  4. blankLesley

    I always enjoy your recommendations! I shared a book post today with three books I’ve finished recently, but I’d especially recommend Nice by Sharon Hodde Miller. Too often people equate being a Christian with being a nice person and she explores how niceness can actually become an idol. It’s a challenging book but very worthwhile!

  5. blankKathy Martin

    Interesting assortment of books. I read fiction almost exclusively but it is nice to get some nonfiction recommendations too. Come see my week here. Happy reading!

  6. blankMother of 3

    Those do all sound quite interesting! A few years ago we started focusing more on using our money for experiences rather than things… it has made for a richer feeling life that’s for sure.

  7. blankTrudy

    I’m always intrigued by the variety of books you read, Lisa. The Nickel Boys really draws me in, especially after listening to the excerpt you read. Thank you for all your recommendations. Love and blessings to you!

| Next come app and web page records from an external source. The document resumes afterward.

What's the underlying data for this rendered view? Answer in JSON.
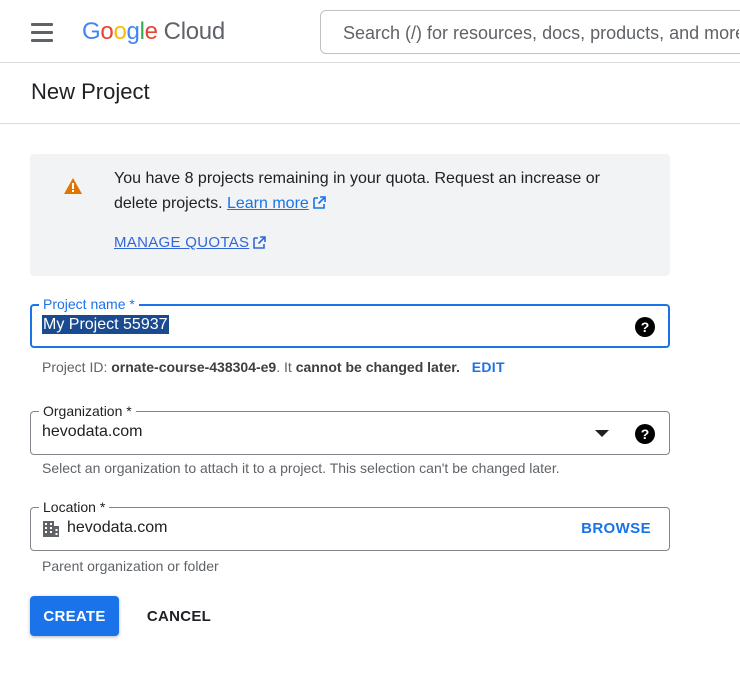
{
  "header": {
    "logo_google": "Google",
    "logo_cloud": "Cloud",
    "search_placeholder": "Search (/) for resources, docs, products, and more"
  },
  "page": {
    "title": "New Project"
  },
  "notice": {
    "text": "You have 8 projects remaining in your quota. Request an increase or delete projects.",
    "learn_more": "Learn more",
    "manage_quotas": "MANAGE QUOTAS",
    "icon": "warning-icon"
  },
  "project_name": {
    "label": "Project name *",
    "value": "My Project 55937"
  },
  "project_id": {
    "prefix": "Project ID:",
    "id": "ornate-course-438304-e9",
    "middle": ". It",
    "suffix": "cannot be changed later.",
    "edit_label": "EDIT"
  },
  "organization": {
    "label": "Organization *",
    "value": "hevodata.com",
    "hint": "Select an organization to attach it to a project. This selection can't be changed later."
  },
  "location": {
    "label": "Location *",
    "value": "hevodata.com",
    "browse_label": "BROWSE",
    "hint": "Parent organization or folder"
  },
  "actions": {
    "create_label": "CREATE",
    "cancel_label": "CANCEL"
  },
  "colors": {
    "accent": "#1a73e8",
    "warning": "#e37400",
    "notice_bg": "#f1f3f4"
  }
}
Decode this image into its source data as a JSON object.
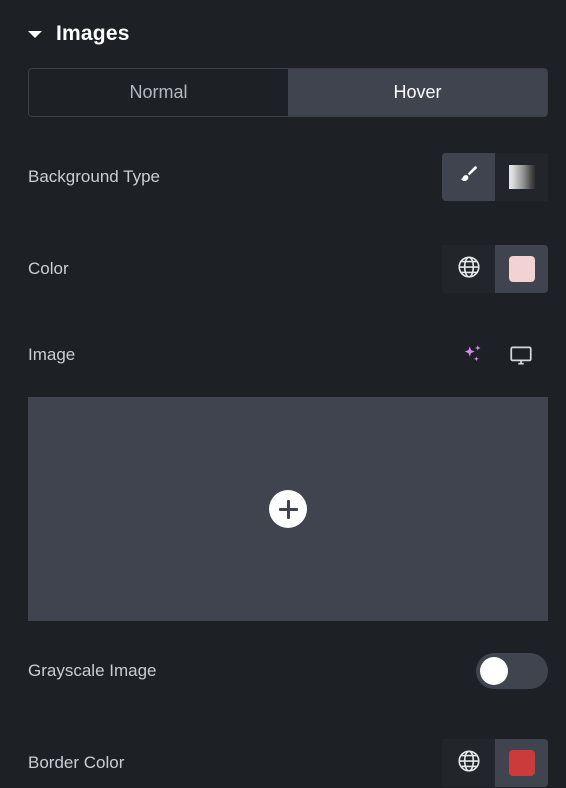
{
  "section": {
    "title": "Images",
    "collapse_icon": "caret-down-icon",
    "expanded": true
  },
  "tabs": [
    {
      "label": "Normal",
      "active": false
    },
    {
      "label": "Hover",
      "active": true
    }
  ],
  "rows": {
    "background_type": {
      "label": "Background Type",
      "options": [
        {
          "icon": "paintbrush-icon",
          "selected": true
        },
        {
          "icon": "gradient-icon",
          "selected": false
        }
      ]
    },
    "color": {
      "label": "Color",
      "global_icon": "globe-icon",
      "swatch_value": "#f2d2d2"
    },
    "image": {
      "label": "Image",
      "ai_icon": "sparkles-ai-icon",
      "device_icon": "monitor-desktop-icon",
      "dropzone_icon": "plus-circle-icon"
    },
    "grayscale_image": {
      "label": "Grayscale Image",
      "toggle_state": "off"
    },
    "border_color": {
      "label": "Border Color",
      "global_icon": "globe-icon",
      "swatch_value": "#cc3b3b"
    }
  },
  "colors": {
    "page_background": "#1d2125",
    "panel_background": "#3f444e",
    "control_dark": "#22262b",
    "text_primary": "#ffffff",
    "text_secondary": "#c9ced4",
    "accent_ai": "#d48ae8"
  }
}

  8. blankfloyd

    I’ve come to count on being able to count on you to be my reading hero!!!

    They sound good, especially Range. “Don’t have too much grit”. That alone piques my interest. Balance isn’t my specialty!

  9. blankDavid

    I will look out for Range! It me. Everyone wants (or wants to be) a laser – or thinks they do.

    Looks like you like Ruth Ware …?

    I’m reading a lot of technical stuff for work, but I recently read The Weight of Ink by Rachel Kadish, which I thought was really fantastic for lots of reasons. Highly recommend!

  10. blankJean Wise

    Fascinating list, as usual. I just requested RAnge from my library. Held an interesting conversation a number of years ago with a good fellow nurse. She specialist while I stayed a generalist. We both lamented that decision and envied the others seeing what we missed. thought of that immediately when I read your review and think this will be a good read for me. Thanks for always discovering such good books!

Leave a Reply

Your email address will not be published. Required fields are marked *